No textbook here – this book is short and sweet. It’s designed to help you “unpack” your new job and be effective from the first day with your new team. It contains twenty-one chapters filled with the wisdom Winters has gathered from real managers – effective, successful leaders in organizations much like yours.

Leaders make decisions every day – big and small. Most know that if they include others in the decision-making process, the quality of those decisions – and the commitment to them – will likely improve. That said, they also know it’s impractical, if not impossible, to include others in every decision they confront.

“To Do or Not To Do” tackles the question of when to make decisions on your own, and when to involve your team. It gives you a deceptively simple but proven method to determine, when you are facing a difficult decision, how to decide how to decide.

Far too many meetings are dreadful, mind-numbing, energy-draining, productivity-sapping, colossal wastes of time. As someone once said, “To kill time, a meeting is the perfect weapon.”

Here’s the deal: if you’re willing to learn and apply the techniques in “So, How Was Your Meeting?”, you’ll call fewer meetings, while vastly improving the ones you do lead. They’ll take less time, have more balanced participation, produce better decisions, and result in concrete action items for follow-up afterwards.

While there are thousands of books written for people about to retire, this may be the only book for people who manage soon-to-retire employees. Written in a casual, conversational style, “Managing the Soon To Retire Employee” will give you everything you need to know to move forward with confidence and grace.

You can be successful with Sooners. It won’t happen by chance, and it’s not a matter of pulling some management “trick” out of your hat.

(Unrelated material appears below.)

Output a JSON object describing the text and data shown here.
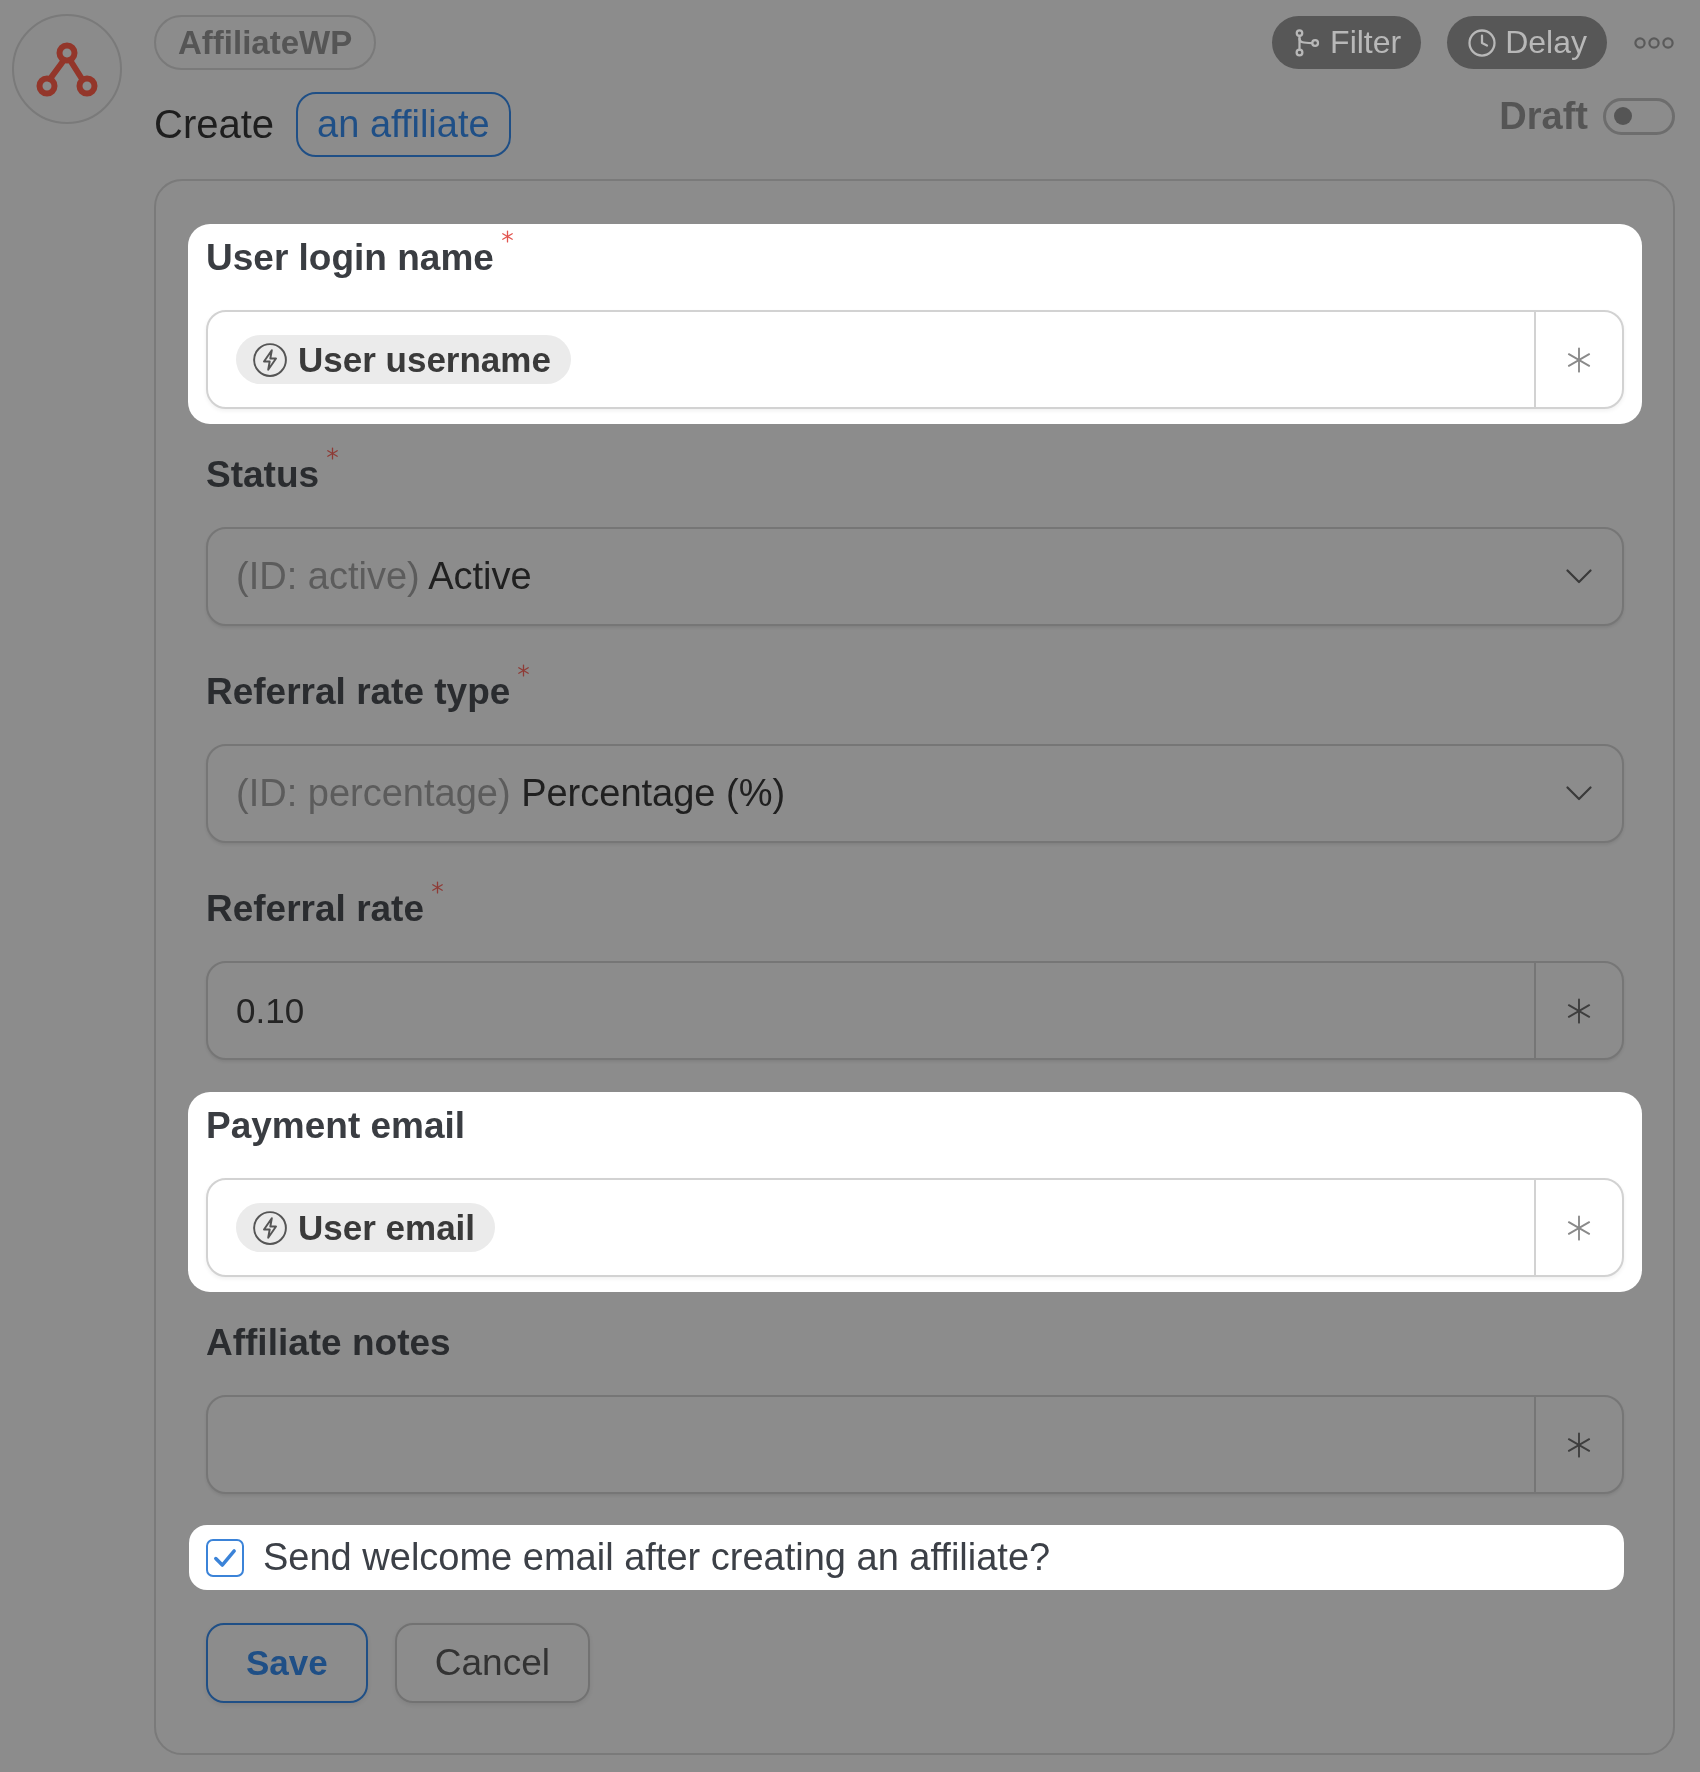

But you can learn how to do it, and you can apply what you’ve learned right away.

Managing friends or former peers can be awkward. When you become the boss, everything about these relationships can suddenly be uncomfortable. There’s a new set of ground rules to establish – as manager, you are going be accountable for the work performance of friends or former co-workers on the team, and they are going to have to adjust to the fact that they now report to you. Everyone involved can feel awkward and hesitant about the future. 

Have you been approached by management with an offer to promote you to supervision? Or, are you mulling over the possibility for the future? Find yourself not sure whether to accept the promotion?

If so, you’ve come to the right place. Help! They Want to Make ME a Supervisor will help you sort out a very big question: Should you accept the offer to become a supervisor? Once you’ve read this book, you’ll be confident that you’ve made the best decision for you and for your organization.